    Our Country is not some bully in the world that we must demonstrate our military might in front of everyone(watch Russia, or China's parades--they strut out all their weapons and claim how great their might is)--I am of the opinion the US does NOT need to copy this sort of bragging--as a matter of fact, it lessens our credibility on the world stage. It also sets us up to be the loudmouth that needs to be knocked down a few notches---
    Our Country is FREE--we welcome all to come here and be a part of our culture--we do not dictate what the rest of the world must do---
    A blue tie would have been more appropriate.

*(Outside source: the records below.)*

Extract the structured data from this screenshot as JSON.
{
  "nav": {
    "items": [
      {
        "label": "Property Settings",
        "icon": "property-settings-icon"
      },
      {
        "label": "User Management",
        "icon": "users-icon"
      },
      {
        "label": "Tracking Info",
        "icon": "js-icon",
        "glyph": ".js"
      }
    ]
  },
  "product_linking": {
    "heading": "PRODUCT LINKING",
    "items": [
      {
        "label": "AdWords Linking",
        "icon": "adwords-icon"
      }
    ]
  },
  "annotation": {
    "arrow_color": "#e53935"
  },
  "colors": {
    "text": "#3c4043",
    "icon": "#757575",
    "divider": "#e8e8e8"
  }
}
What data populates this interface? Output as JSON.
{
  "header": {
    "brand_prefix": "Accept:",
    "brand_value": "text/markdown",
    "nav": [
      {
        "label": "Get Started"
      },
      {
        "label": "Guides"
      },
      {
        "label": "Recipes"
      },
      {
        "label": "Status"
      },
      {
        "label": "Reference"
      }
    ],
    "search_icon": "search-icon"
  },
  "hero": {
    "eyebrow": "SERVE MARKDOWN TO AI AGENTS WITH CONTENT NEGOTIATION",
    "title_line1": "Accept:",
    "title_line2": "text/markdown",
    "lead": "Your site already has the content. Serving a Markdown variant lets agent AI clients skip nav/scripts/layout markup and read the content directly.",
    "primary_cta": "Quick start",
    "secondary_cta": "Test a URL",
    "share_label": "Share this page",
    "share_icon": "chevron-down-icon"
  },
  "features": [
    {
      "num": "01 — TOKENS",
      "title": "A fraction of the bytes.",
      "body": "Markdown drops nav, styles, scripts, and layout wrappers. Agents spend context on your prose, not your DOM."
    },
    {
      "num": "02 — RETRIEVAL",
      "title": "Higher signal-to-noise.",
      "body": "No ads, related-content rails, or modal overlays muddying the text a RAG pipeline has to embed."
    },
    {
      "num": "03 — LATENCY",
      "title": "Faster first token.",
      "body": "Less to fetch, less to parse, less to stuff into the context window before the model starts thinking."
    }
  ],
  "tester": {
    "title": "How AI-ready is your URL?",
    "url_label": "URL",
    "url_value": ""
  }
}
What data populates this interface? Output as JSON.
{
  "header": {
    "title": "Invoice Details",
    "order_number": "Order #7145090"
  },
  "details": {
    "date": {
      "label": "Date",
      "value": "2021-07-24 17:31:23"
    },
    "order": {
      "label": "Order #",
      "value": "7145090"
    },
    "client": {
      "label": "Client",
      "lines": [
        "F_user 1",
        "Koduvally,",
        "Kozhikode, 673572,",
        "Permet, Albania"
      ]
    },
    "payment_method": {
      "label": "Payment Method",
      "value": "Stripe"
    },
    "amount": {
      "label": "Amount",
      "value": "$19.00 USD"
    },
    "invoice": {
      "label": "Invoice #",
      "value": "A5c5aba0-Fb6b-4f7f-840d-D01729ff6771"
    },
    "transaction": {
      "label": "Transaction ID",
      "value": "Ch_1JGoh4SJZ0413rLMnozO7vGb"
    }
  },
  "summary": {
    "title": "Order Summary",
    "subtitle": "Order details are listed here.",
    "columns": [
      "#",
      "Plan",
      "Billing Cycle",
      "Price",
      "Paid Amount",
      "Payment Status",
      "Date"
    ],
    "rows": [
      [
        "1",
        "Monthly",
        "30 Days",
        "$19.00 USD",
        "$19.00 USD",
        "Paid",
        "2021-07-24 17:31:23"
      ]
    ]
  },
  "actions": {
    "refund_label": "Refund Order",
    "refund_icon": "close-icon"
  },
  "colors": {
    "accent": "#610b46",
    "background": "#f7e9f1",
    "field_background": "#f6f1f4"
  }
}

  • Linda C. Furlong

    07/04/2019 07:24 PM

    Watching President Trump now & just loving it.

  • Twila Hughes

    07/04/2019 06:49 PM

    Loved the story. Never heard much of it before. Thanks

  • Jerry korba

    07/04/2019 06:37 PM

    I wish to sing the song to our snobs on the left 1/20/2020

  • Stephen H. Thomas

    07/04/2019 06:28 PM

    Thank you for those bits of information... With the Huckabee newsletter I am becoming a wealth of knowledge.

  • Beverly A Meschede

    07/04/2019 06:26 PM

    Happy Fourth! I fully appreciate the patriotism of your family in serving this great nation. I was honored to travel as a student to Europe where I was very aware of my American roots and conscious of being an ambassador for our country wherever I went. I wish all Americans were that aware now. I hate when unthinking travelers give our country a bad name. However, some are the sort that they leave a bad impression wherever they go. We must BE the person we want others to SEE. We must be mindful of that, especially now in this world of social media. Blessings to you and your family.

  • Pamela Elms Scott

    07/04/2019 06:21 PM

    I’ve been reading your daily commentaries for quite some time. They are inspirational, timely and so informative. Thank you for your dedication to preserving our freedoms.

  • Judith Lyon

    07/04/2019 06:11 PM

    Thank you for the history lesson. We have such rich history that none of us were taught. Too bad some want to change or destroy. History

  • Joanna Butler

    07/04/2019 06:05 PM

    Love the history lesson! Happy Independence Day!

  • Harold Pawlowski

    07/04/2019 06:02 PM

    Thanks for the "rest of the story". I love it!